"The smallest moments can have the biggest impact on a child's life." That's the tagline that runs on The National Fatherhood Initiative's funny commercials about dad's doing silly things (like practicing cheerleading with a daughter, or playing with light sabers with a son) for the sake of being good dads. Likewise, the organization's president, Ronald C. Warren, says little examples of Black love at home can make a large impact on the husbands, wives and lovers that our children grow up to be. For more examples of Black Love, click here

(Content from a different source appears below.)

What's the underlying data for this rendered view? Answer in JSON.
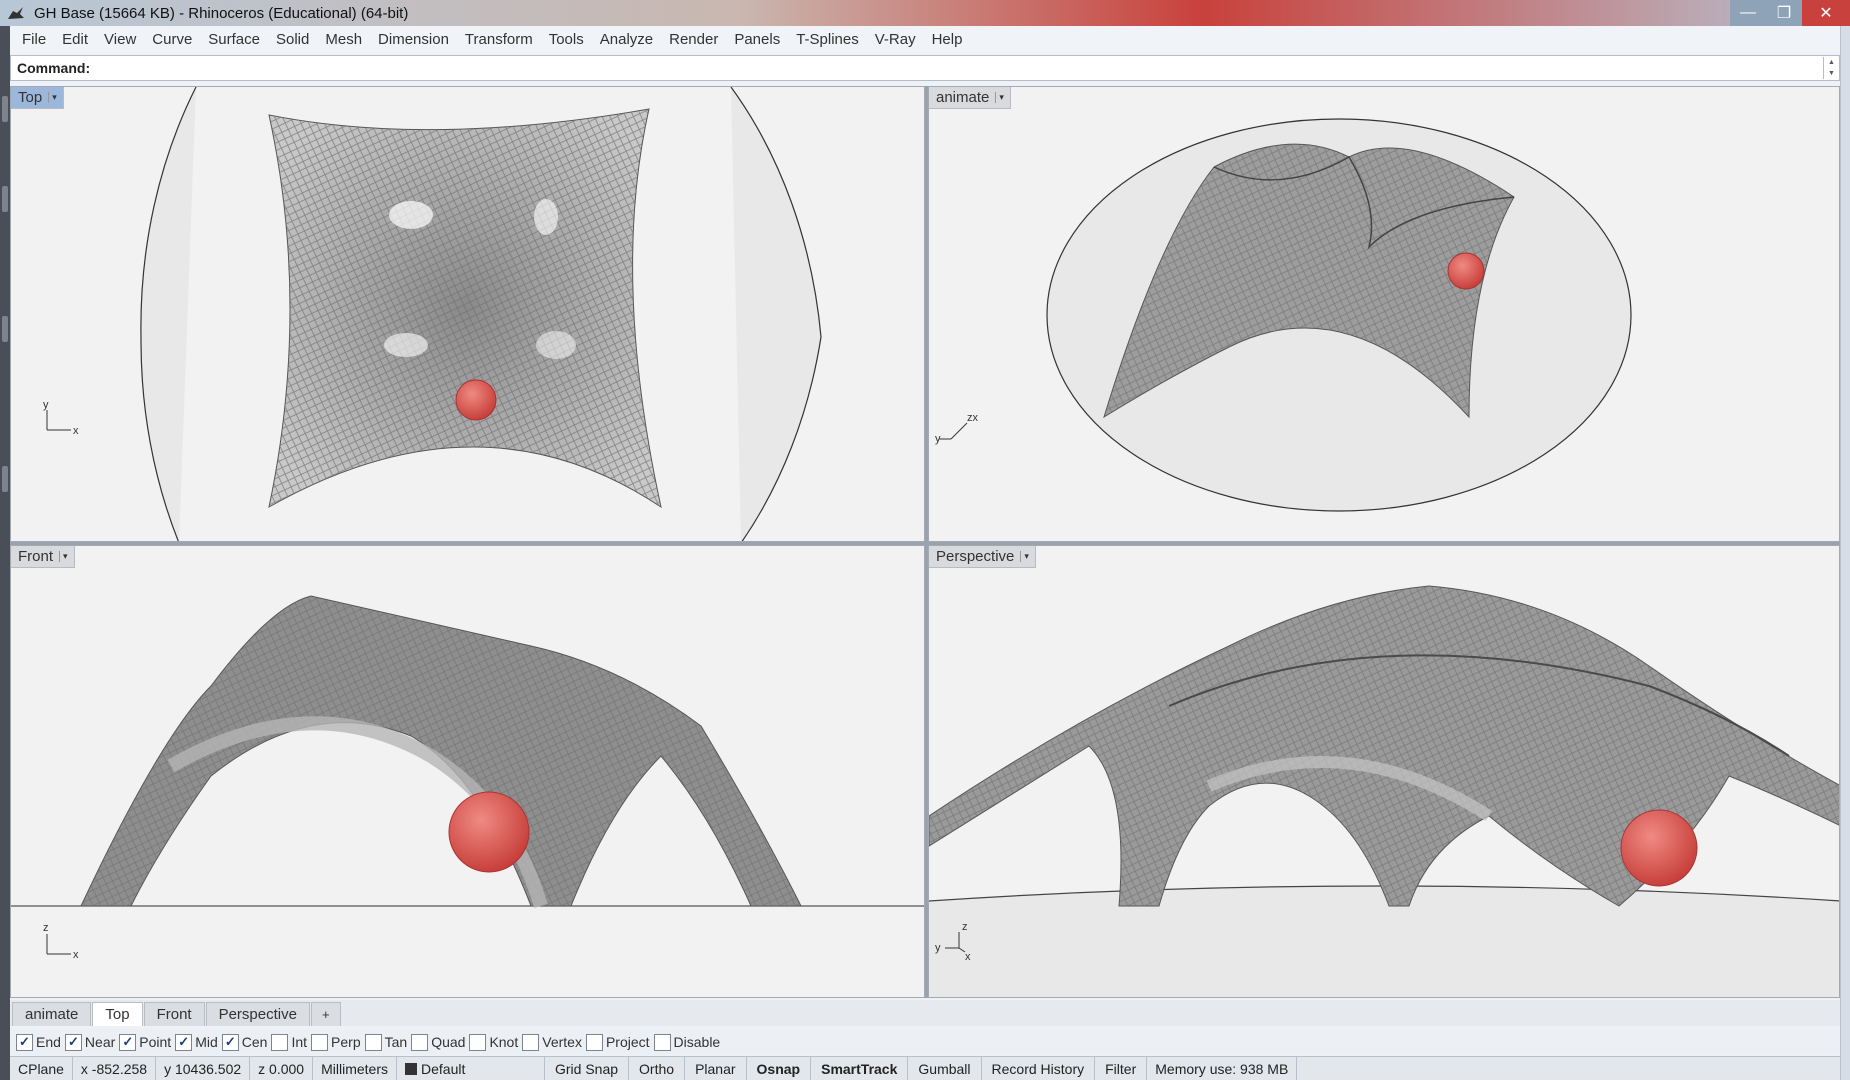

Recently, the National Fatherhood Initiative (NFI) released a survey called "Mama Says: A National Survey of Mothers' Attitudes on Fathering" in which over 1,500 mothers were asked about what they thought of the father's of their children. Interestingly, a huge gulf emerged between moms who live with their children's dads and those who do not. Moms living with their children's father--90 percent of whom are married--were very satisfied with how dad is doing as a father. In contrast, moms not living with dads were very dissatisfied.
The happiest group of moms? Married Black women.
In fact, on the four measures of their satisfaction with their husband's performance, married Black mothers gave dads the highest marks--higher even than married White mothers.
To be fair, there is bad news and good news in these findings. The bad news is that a majority of Black children (two out of three) live apart from their fathers. Therefore, a majority of Black mothers surveyed were dissatisfied with the performance of Black fathers.
But there is a great deal of hope in the good news. The institution of marriage seems to be bestowing parenting and relationship benefits more on Black couples than on couples in other communities.
Indeed, Black married men who subscribe to the notion that "loving the kids is loving her" are getting it right. There is little doubt that if married Black moms are so satisfied with their husbands' parenting, it is likely their marriages are thriving, too.
There is no greater example of this reality than the marriage of President Obama and First Lady Michelle Obama. It appears the First Lady's love for the President is wrapped up in his love for their children. Last summer, the First Lady had this to say about her husband: "He's the same man who drove me and our new baby daughter home from the hospital 10 years ago this summer, inching along at a snail's pace, peering anxiously at us in the rearview mirror, feeling the whole weight of her future in his hands...determined to give her what he never had: the affirming embrace of a father's love."
The larger truth here, and the hope of hopes for the future of Black love, is that love indeed begins at home. Love is taught and modeled and Black children whose parents are married see daily examples of how love works. So, when they are ready to start dating and choose a spouse, they will have their parents' marriage to look back to for guidance on how to communicate and, when needed, how to lovingly resolve conflicts while staying committed to someone for the long haul.
And what's not to love about that.